● Aim of the exercise: Would you please restate all of the entries exactly, apart from the pictures?

Interface dataset entries:
Start of Block
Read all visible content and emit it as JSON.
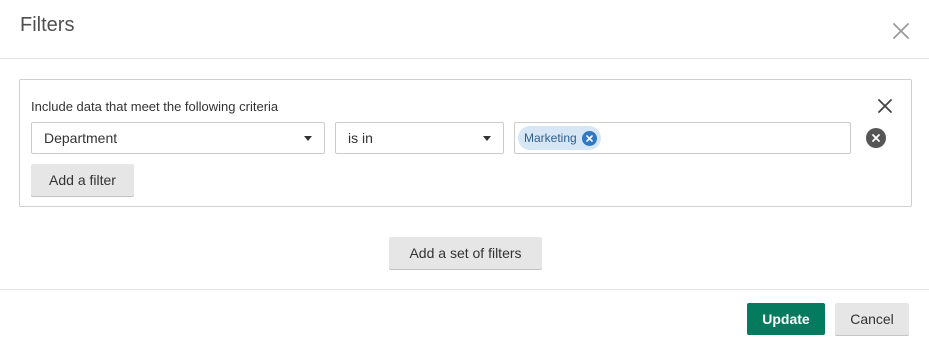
{
  "dialog": {
    "title": "Filters"
  },
  "filter_set": {
    "criteria_label": "Include data that meet the following criteria",
    "filters": [
      {
        "field": "Department",
        "operator": "is in",
        "values": [
          "Marketing"
        ]
      }
    ],
    "add_filter_label": "Add a filter"
  },
  "add_set_label": "Add a set of filters",
  "footer": {
    "update_label": "Update",
    "cancel_label": "Cancel"
  },
  "colors": {
    "primary": "#047a5f",
    "tag_background": "#d6e6f5",
    "tag_text": "#2f5f8c",
    "tag_remove": "#2f78c4"
  }
}
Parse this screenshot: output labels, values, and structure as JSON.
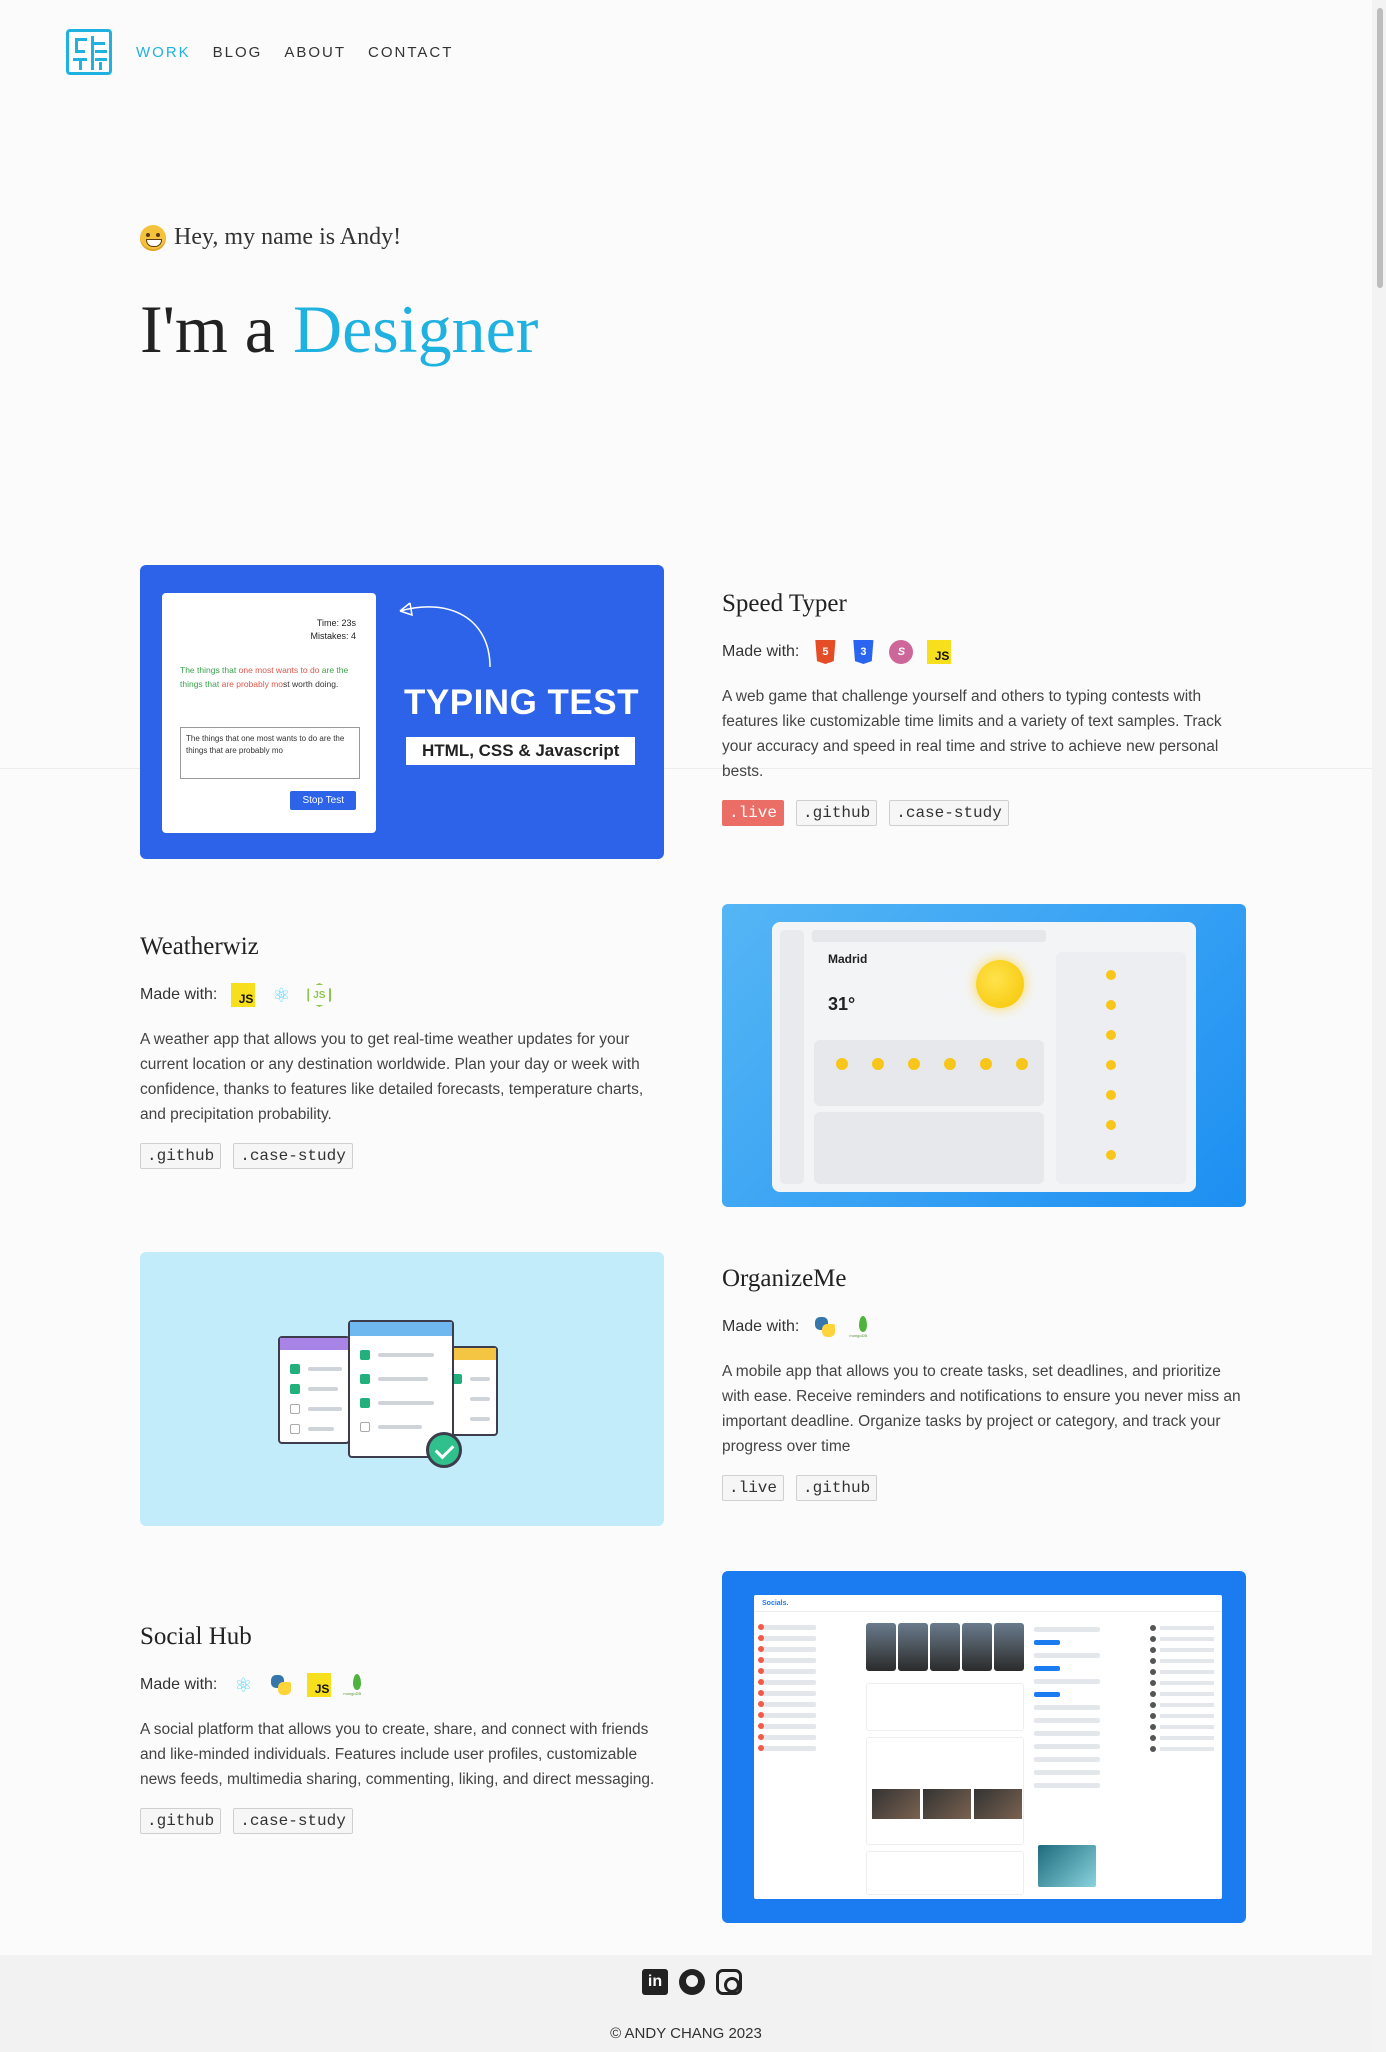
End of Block
● Your solution:
Read all visible content and emit it as JSON.
{
  "dialog": {
    "title": "Filters"
  },
  "filter_set": {
    "criteria_label": "Include data that meet the following criteria",
    "filters": [
      {
        "field": "Department",
        "operator": "is in",
        "values": [
          "Marketing"
        ]
      }
    ],
    "add_filter_label": "Add a filter"
  },
  "add_set_label": "Add a set of filters",
  "footer": {
    "update_label": "Update",
    "cancel_label": "Cancel"
  },
  "colors": {
    "primary": "#047a5f",
    "tag_background": "#d6e6f5",
    "tag_text": "#2f5f8c",
    "tag_remove": "#2f78c4"
  }
}
Parse this screenshot: output labels, values, and structure as JSON.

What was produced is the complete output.